1. Aesthetics and Orientalism in Mary Wortley Montagu's letters; 2. Janet Schaw and the aesthetics of colonialism; 3. Landscape aesthetics and the paradox of the female picturesque; 4. Helen Maria Williams' revolutionary landscapes; 5. Mary Wollstonecraft's anti-aesthetics; 6. Dorothy Wordsworth and the cultural politics of scenic tourism; 7. The picturesque and the female sublime in Ann Radcliffe's Mysteries of Udolpho; 8. Aesthetics, gender, and empire in Mary Shelley's Frankenstein.

Editorial Reviews

'An important and serious contribution to the field ... an interesting intervention in a growing field and Bohls's consideration of women writers in particular is timely.

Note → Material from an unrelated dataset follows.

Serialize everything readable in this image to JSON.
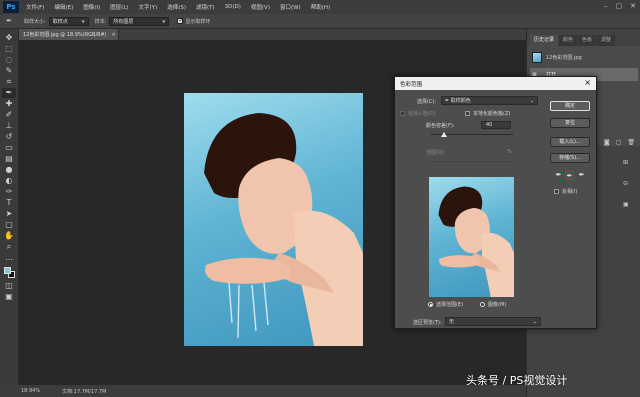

Importantly, the argument of the book reverses the practice, prevalent in post-structuralist criticism, of isolating the aesthetic debates of the eighteenth century away from their immediate cultural context. Bohls's work, by contrast, explores the interaction between aesthetic ambitions and the practices of eighteenth century social life. In this respect Bohl's book deserves much credit.' English